▶ [Website and app data records]:
[Start of section]

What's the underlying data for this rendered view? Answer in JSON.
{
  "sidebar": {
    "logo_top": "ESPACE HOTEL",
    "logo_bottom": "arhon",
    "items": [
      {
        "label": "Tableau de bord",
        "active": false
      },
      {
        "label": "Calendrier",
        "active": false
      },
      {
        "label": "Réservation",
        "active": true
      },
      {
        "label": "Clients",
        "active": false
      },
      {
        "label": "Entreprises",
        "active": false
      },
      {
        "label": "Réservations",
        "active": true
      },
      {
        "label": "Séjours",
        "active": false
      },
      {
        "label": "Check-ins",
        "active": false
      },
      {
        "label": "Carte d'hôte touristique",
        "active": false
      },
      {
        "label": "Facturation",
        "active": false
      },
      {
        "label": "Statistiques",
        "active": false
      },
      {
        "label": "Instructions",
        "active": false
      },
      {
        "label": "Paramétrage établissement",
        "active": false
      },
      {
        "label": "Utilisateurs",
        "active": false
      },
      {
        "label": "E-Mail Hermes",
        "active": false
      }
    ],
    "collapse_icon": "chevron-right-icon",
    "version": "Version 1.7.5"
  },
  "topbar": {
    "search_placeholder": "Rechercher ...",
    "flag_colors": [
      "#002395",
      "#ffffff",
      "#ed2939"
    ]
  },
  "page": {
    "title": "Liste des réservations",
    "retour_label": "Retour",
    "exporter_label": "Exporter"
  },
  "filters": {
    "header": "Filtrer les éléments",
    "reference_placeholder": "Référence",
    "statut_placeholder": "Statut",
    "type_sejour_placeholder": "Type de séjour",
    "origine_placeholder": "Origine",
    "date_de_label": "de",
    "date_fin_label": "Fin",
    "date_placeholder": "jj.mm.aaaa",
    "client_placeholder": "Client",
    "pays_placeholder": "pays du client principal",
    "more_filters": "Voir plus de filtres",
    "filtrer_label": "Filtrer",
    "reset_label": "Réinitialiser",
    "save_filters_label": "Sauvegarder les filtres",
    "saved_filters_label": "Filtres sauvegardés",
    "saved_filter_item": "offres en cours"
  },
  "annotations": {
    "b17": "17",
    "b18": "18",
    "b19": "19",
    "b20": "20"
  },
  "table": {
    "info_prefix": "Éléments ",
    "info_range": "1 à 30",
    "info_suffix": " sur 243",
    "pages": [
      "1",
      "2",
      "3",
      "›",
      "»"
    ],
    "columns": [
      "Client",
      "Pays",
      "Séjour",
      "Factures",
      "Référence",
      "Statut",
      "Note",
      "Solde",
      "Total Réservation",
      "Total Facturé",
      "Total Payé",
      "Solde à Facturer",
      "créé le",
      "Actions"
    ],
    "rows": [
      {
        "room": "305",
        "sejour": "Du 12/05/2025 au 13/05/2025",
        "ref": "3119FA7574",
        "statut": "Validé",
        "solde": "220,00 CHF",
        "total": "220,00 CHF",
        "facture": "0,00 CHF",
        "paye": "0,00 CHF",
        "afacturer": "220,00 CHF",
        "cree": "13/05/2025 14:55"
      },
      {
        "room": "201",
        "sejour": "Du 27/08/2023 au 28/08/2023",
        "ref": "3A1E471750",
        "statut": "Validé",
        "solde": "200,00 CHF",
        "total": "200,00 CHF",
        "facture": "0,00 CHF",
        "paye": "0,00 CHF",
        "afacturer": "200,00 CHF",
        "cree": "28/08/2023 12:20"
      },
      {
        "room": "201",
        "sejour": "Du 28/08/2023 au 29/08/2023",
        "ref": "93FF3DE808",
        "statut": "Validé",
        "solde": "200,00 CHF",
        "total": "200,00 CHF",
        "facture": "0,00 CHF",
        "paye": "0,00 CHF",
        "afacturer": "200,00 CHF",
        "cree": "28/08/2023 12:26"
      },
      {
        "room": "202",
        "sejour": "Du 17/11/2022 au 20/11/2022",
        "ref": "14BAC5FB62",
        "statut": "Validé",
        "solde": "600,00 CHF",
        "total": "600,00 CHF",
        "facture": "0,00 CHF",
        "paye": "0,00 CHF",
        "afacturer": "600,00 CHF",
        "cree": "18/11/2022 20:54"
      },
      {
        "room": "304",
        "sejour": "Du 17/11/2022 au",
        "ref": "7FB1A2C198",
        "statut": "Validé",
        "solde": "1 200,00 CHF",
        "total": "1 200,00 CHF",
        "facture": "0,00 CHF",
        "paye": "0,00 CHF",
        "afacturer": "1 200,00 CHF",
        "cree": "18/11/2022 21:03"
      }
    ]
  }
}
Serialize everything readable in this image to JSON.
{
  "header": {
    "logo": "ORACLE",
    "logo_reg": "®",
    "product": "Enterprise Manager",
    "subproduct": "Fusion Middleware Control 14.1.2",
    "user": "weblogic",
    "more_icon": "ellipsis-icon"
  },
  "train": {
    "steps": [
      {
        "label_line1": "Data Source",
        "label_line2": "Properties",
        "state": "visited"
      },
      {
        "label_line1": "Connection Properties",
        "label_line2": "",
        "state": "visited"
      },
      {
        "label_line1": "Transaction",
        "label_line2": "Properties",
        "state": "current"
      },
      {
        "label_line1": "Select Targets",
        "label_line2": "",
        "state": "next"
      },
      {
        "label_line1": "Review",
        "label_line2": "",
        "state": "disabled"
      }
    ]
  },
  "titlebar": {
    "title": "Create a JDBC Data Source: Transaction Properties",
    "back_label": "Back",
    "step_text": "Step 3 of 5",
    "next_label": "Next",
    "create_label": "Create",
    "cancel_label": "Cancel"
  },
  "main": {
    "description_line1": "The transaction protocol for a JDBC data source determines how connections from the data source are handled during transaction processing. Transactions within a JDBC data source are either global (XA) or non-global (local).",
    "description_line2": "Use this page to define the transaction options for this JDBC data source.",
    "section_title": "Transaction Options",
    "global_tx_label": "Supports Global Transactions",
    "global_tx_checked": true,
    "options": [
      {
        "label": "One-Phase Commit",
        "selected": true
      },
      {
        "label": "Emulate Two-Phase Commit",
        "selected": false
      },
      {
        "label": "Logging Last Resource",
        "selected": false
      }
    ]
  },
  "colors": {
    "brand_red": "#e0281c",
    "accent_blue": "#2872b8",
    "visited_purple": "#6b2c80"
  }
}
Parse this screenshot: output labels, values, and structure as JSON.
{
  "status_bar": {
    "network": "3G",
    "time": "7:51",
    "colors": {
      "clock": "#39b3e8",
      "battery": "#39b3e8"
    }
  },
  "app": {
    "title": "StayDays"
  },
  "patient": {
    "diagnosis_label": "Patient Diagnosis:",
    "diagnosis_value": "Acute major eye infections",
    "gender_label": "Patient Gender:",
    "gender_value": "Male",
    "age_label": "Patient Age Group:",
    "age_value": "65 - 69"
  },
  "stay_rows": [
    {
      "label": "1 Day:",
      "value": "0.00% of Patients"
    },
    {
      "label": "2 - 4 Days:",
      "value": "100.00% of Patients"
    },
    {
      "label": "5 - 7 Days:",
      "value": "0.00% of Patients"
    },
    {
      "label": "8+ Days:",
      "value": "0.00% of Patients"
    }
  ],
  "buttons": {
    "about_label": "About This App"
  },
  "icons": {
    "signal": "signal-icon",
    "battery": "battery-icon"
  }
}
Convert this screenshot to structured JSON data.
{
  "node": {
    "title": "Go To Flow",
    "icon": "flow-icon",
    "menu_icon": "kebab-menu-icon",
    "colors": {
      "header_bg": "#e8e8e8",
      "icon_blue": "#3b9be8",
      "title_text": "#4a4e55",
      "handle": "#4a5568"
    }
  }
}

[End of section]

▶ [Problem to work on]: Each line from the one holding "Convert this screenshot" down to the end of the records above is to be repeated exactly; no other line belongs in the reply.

▶ [Response]:
Convert this screenshot to structured JSON data.
{
  "node": {
    "title": "Go To Flow",
    "icon": "flow-icon",
    "menu_icon": "kebab-menu-icon",
    "colors": {
      "header_bg": "#e8e8e8",
      "icon_blue": "#3b9be8",
      "title_text": "#4a4e55",
      "handle": "#4a5568"
    }
  }
}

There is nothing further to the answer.